"I believe," he was saying, "that 30 to 40 years from now people will look back and say 'These were the years when the transition took place.' Over that last period of time we've broken all the ground of all areas of human activity. We've established all the parameters. I don't care what you're talking about - the environment, outer space, human rights, civil rights, women's rights - right across the board. We know what the ball game is that we're playing in. We know what the objectives are and very few people in society really disagree on them.

"They want human rights. They want consumers to be heard. They want all of these things. The arguments today are over the means toward the end. Now some of these means have been put into place very very carelessly. We've thrown up government as the catch-all solution to all problems. We're just now waking up to the fact that government is ill-equipped to deal with many of these problems. We're waking up."

And big business, he was saying, was going to be in the forefront of this drive.

The week of decision for the consumer bill began with two sharp contradictions. Public opinion surveys showed citizens increasingly favoring a federal consumer agency. But the public's representatives in Congress clearly were opposed.

On Monday Louis Harris, the pollster, was telling Barbara Walters on ABC-TV that: "We find by 2 to 1 the public wants such an agency." When asked if Congress was following the will of the people, he said: "Not at all."

In the postmortems of the defeat, a number of factors were cited: the president failed to rally the public to political action; he was too enmeshed in other struggles over Panama, energy and the Mideast; his own congressional liaison staff headed by Frank Moore either never really backed the bill or was inept in gaining support; some of his supporters, like Ralph Nader, needlessly antagonized House members.

But in the end the main reason for the defeat was simple. Business lobbyists, in what Speaker Tip O'Neill described as the most extensive lobbying he's seen in 25 years, trounced the Carter forces. And they did it by playing on the fears of adding more layers to the federal bureaucracy.

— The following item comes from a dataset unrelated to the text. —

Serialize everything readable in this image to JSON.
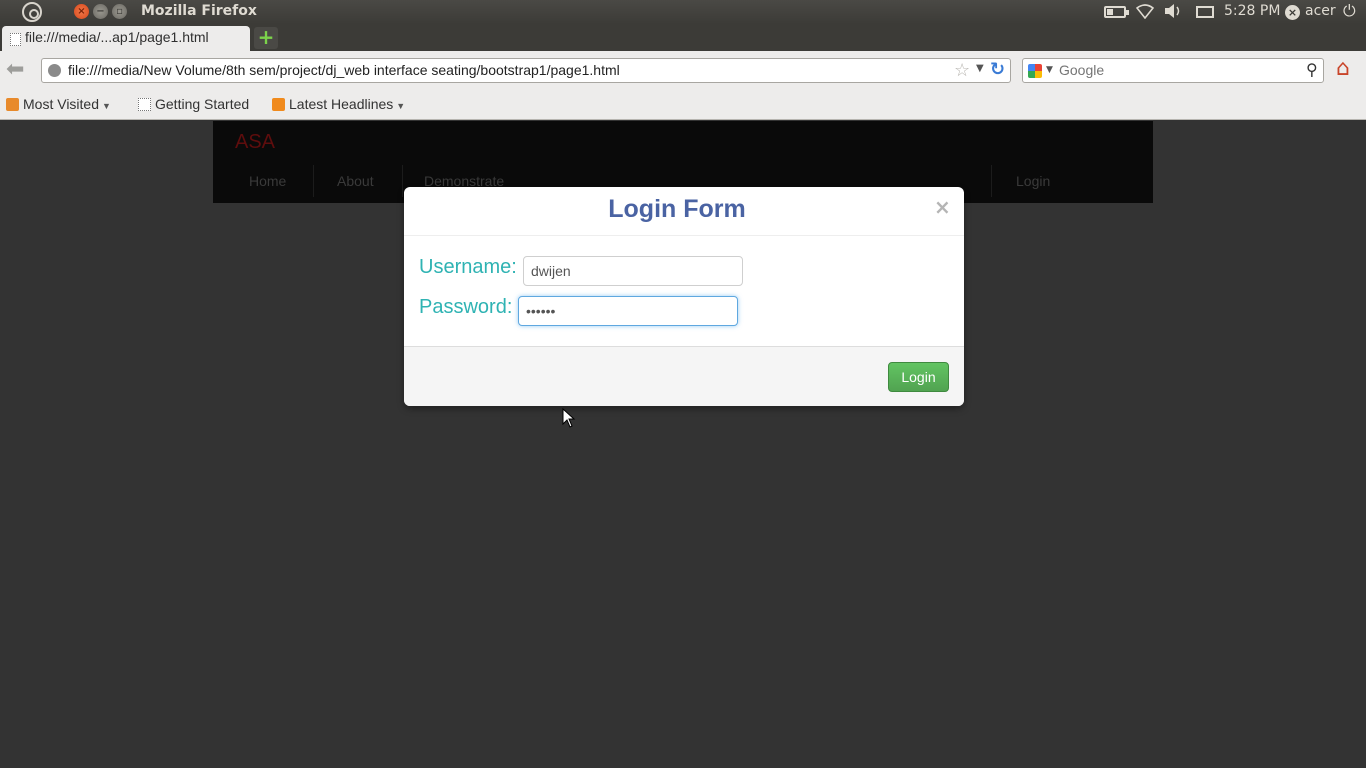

That was one of the winning themes that placed Jimmy Carter in the White House. Now it's become an issue on which he loses.